    I think the best we can do is continue to breastfeed, talk, blog, and raise our kids with these values. My hope is that when my daughter grows up, (if she decides to have children) breastfeeding will be commonplace. And even if it's not, that she will have the confidence and sass that I have instilled in her to politely tell people who are squeamish that they are free to leave the room, or put a blanket over their own heads....

    That was super long. Sorry, I get kind of worked up about the subject. :)

  4. Mama, you have an awesome attitude to breastfeeding. Though I agree breasting feeding in public is the best way to promote it, I would be so happy to see ad campaigns to promote breastfeeding - everywhere! Atleast life size posters around us would make us nursings mums feel a little less ostracized and get the public a little more used to the idea. I absolutely hate the thought of nursing mothers feeling ostracized, embarrassed or alone - it's just not right.

  5. I found you on MBC and am excited to read your great info! I look forward to seeing where your blog heads! :)

    Come on over for a visit!

  6. Cherie! I so agree! It just isn't right that some women would feel that way. Posters, commercials, and less endorsement of bottle feeding and formula being "normal". I would even love to see it on a T.V. show or two. They used to mention it on sesame street. I wonder if writing one or two shows might be beneficial?

  7. Melonbelly, thanks I'll definatly check you out! So glad you agree.

    Mama, absolutely - no formula ads, teaching the biology of breastfeeding in schools, tv shows and educating mothers...the list is endless if only those in high places would get their butts moving to help and support mamas and babes!

    Thanks for your input lovely ladies :)

  8. Cherie,
    I totally agree with you. When I had my son 14 years ago I was made to feel as if I was doing a really dirty thing. At the end of the day I decided that his well being came first and when I needed to feed him I did, and continued to feed him until he was 16 months old. My friend's baby is 3 months old and she feels the same way. Thanks for sharing your thoughts.

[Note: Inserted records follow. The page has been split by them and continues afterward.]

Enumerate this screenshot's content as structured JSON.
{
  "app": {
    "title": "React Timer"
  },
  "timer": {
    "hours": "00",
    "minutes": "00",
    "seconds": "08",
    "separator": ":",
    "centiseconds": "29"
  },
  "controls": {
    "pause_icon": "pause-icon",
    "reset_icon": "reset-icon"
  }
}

  9. Woohoo way to go Amanda!

    I love hearing from mums who disregard anyone else's snobby opinions and just do what is best for their child. That's what I call a mama!

    Thanks for your comment, will check out your blog :)

  10. I hate the attitude that the first comment portrays - the "Breastfeeding is natural and shouldn't be kept private unless I'm in public" attitude. I'm feeding my child. You have a problem? Look away. I definitely think more education and exposure is key.

  11. I am a breast feeding my 24 month old and because of our lifestyle I feed her in public every day. From the start she would not be covered up so I quickly got used to feeding in public. I am completely relaxed with it, but occasionally I come up against someone else's attitude. Usually it is a look or a muttered comment. Not many people actually get in your face. But I have overheard someone recently saying that it made them feel sick. I would love to instigate a conversation with these people, but as my daughter is usually sleeping or in the process of falling asleep, I keep quiet so as to keep her sleeping. I think, as do many other breast feeders, that the more people see breast feeding the more normal it becomes, so I will continue to do what I do, despite the odd negative attitude.

  12. Anonymous,

    I am so sorry you had to hear someone say such a rude comment to you - ofcourse we can rationalize it say they're just uneducated and inexperienced, but it's a reflection a certain percentage of the public that feel this way. It means breastfeeding mothers are at risk of discrimination, and this is a substantial reason mothers are put off by the thought of public breastfeeding, or breastfeeding in general.

    Obviously not me or you though! I value my children's wellbeing over ANYONES prudish opinion, and I value my RIGHT to feed my child as nature intended. Laws and public opinion are slowly changing however - just not fast enough.

    Congratulations for doing your babe such a wonderful service, and thanks for your comment :)

  13. Support me in the fight! Google Kelle Perkins NC breastfeeding mom